- What you will do
All of the entries are to be returned word for word.

*** Data excerpts ***

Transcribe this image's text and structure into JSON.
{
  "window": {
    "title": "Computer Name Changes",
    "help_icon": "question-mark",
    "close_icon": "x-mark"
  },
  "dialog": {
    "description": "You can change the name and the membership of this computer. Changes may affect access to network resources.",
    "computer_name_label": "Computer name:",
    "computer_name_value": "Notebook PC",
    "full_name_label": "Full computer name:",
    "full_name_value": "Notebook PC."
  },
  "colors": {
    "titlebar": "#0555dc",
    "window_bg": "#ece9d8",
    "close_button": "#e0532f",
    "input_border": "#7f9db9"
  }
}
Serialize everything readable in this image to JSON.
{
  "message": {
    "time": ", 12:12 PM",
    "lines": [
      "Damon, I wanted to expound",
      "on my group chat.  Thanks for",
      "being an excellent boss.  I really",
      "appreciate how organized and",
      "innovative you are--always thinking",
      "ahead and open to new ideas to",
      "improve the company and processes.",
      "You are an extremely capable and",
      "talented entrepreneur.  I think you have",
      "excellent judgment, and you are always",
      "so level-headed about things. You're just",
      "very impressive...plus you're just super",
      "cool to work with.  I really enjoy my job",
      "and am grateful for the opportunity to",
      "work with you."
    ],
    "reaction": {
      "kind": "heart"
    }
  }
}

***

- Task answer
Transcribe this image's text and structure into JSON.
{
  "window": {
    "title": "Computer Name Changes",
    "help_icon": "question-mark",
    "close_icon": "x-mark"
  },
  "dialog": {
    "description": "You can change the name and the membership of this computer. Changes may affect access to network resources.",
    "computer_name_label": "Computer name:",
    "computer_name_value": "Notebook PC",
    "full_name_label": "Full computer name:",
    "full_name_value": "Notebook PC."
  },
  "colors": {
    "titlebar": "#0555dc",
    "window_bg": "#ece9d8",
    "close_button": "#e0532f",
    "input_border": "#7f9db9"
  }
}
Serialize everything readable in this image to JSON.
{
  "message": {
    "time": ", 12:12 PM",
    "lines": [
      "Damon, I wanted to expound",
      "on my group chat.  Thanks for",
      "being an excellent boss.  I really",
      "appreciate how organized and",
      "innovative you are--always thinking",
      "ahead and open to new ideas to",
      "improve the company and processes.",
      "You are an extremely capable and",
      "talented entrepreneur.  I think you have",
      "excellent judgment, and you are always",
      "so level-headed about things. You're just",
      "very impressive...plus you're just super",
      "cool to work with.  I really enjoy my job",
      "and am grateful for the opportunity to",
      "work with you."
    ],
    "reaction": {
      "kind": "heart"
    }
  }
}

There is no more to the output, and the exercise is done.